But the wider Top 500 list produced total revenue growth of 8 per cent, although that is skewed by the dominance on the list of Australia’s big super funds, which receive a government-mandated revenue boost each year.
Nonetheless, the IBISWorld figures suggest the private businesses of the Rich 200 have been treading water.
Visy Industries, owned by Anthony Pratt and the wider Pratt family, is easily the biggest business on the list, with revenue of $4.1 billion, up 5.1 per cent on the previous corresponding period. The company would have been affected by the slowdown in the Australian manufacturing sector and will hope the recent drop in the Australian dollar will boost growth this year.
Some customers of Linfox, the transport giant owned by Lindsay Fox, would also have felt some $A pain and given the sluggish conditions in the wider economy, Linfox’s result – revenue up 6.8 per cent to $2.5 billion – is relatively impressive.
The same can be said for Harry Triguboff’s apartment empire Meriton (revenue climbed 7 per cent to $1.3 billion) and Dick Honan’s Manildra Group (sales growth of 9.5 per cent to $1.15 billion.)
But the most impressive growth numbers were posted by Jack Cowin’s Competitive Foods, which is best known as the name behind the Hungry Jack’s fast-food franchise.

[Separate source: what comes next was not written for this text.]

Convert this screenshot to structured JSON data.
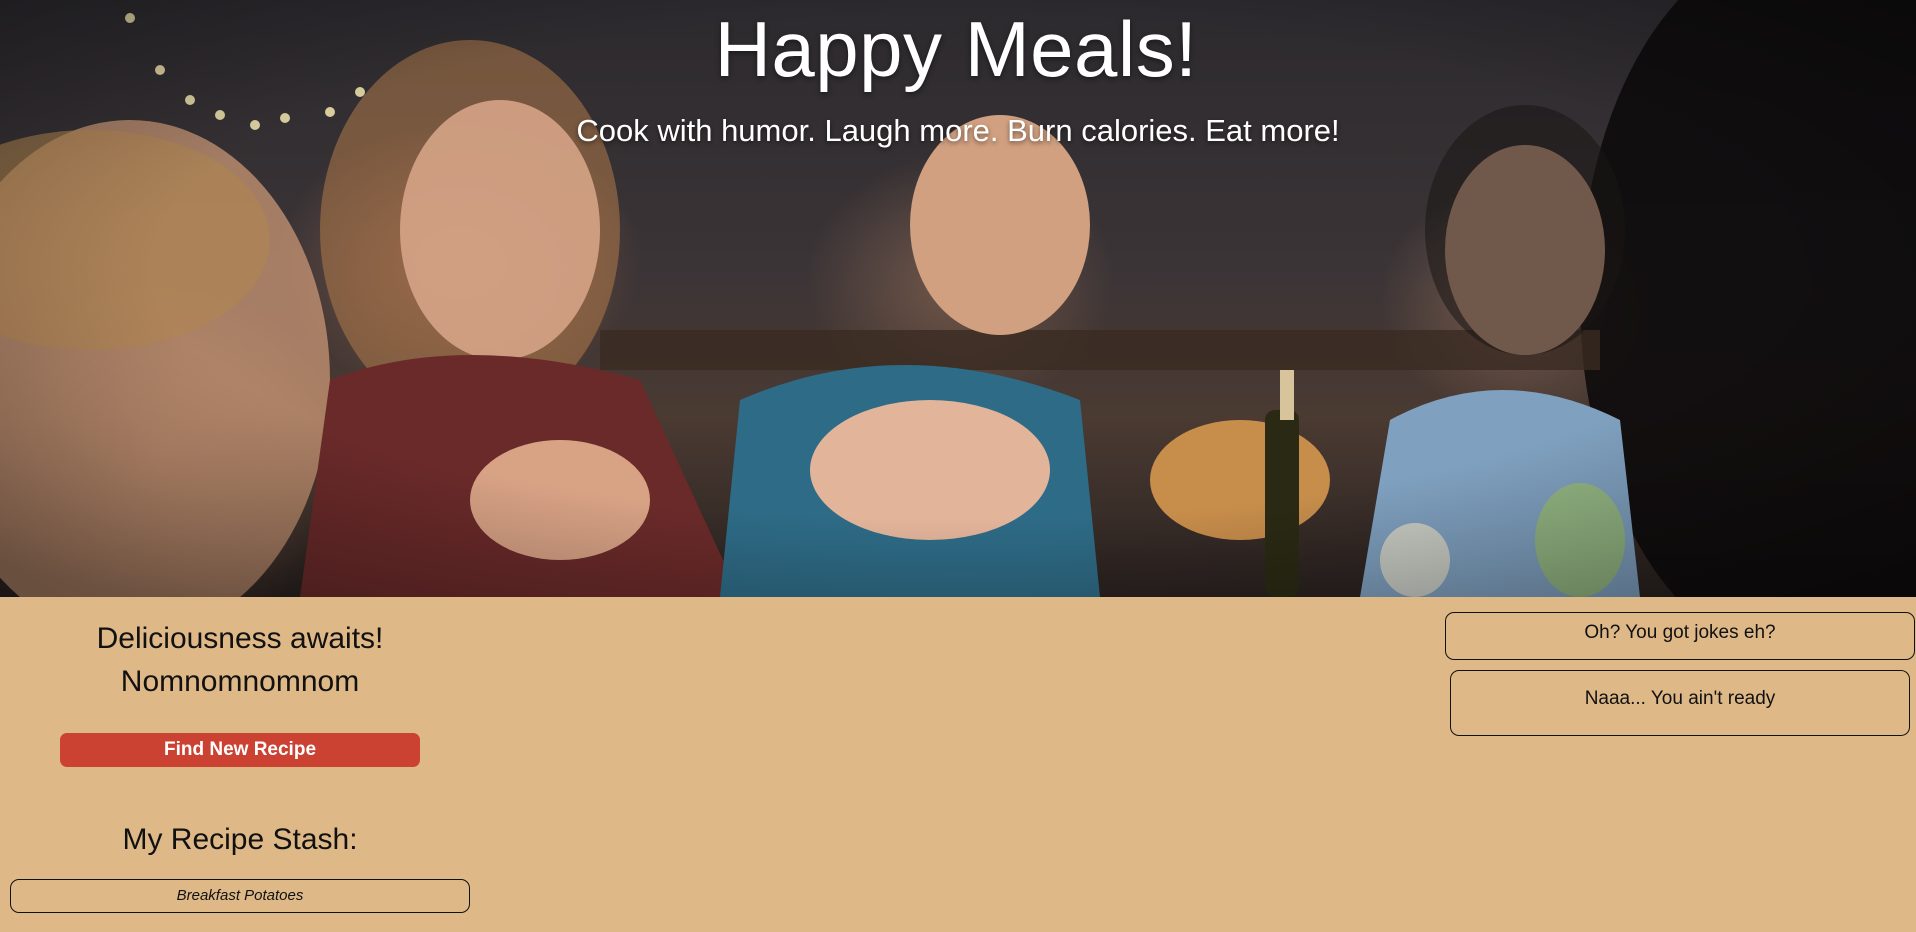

Revenue there rose 11 per cent to $1.06 billion, says the IBISWorld estimate.
This sales increase will be welcome news for Cowin, who recorded flat sales and falling profit last year, as rising wage, utilities and franchise royalty costs ate into Competitive Food’s margins.
The tiny fall in revenue at Gina Rinehart’s Hancock Prospecting won’t worry her too much; the $2.4 billion in revenue the company is generating, without even operating its own mine, shows the incredible value of the royalties generated by her first-class iron ore tenements in the Pilbara.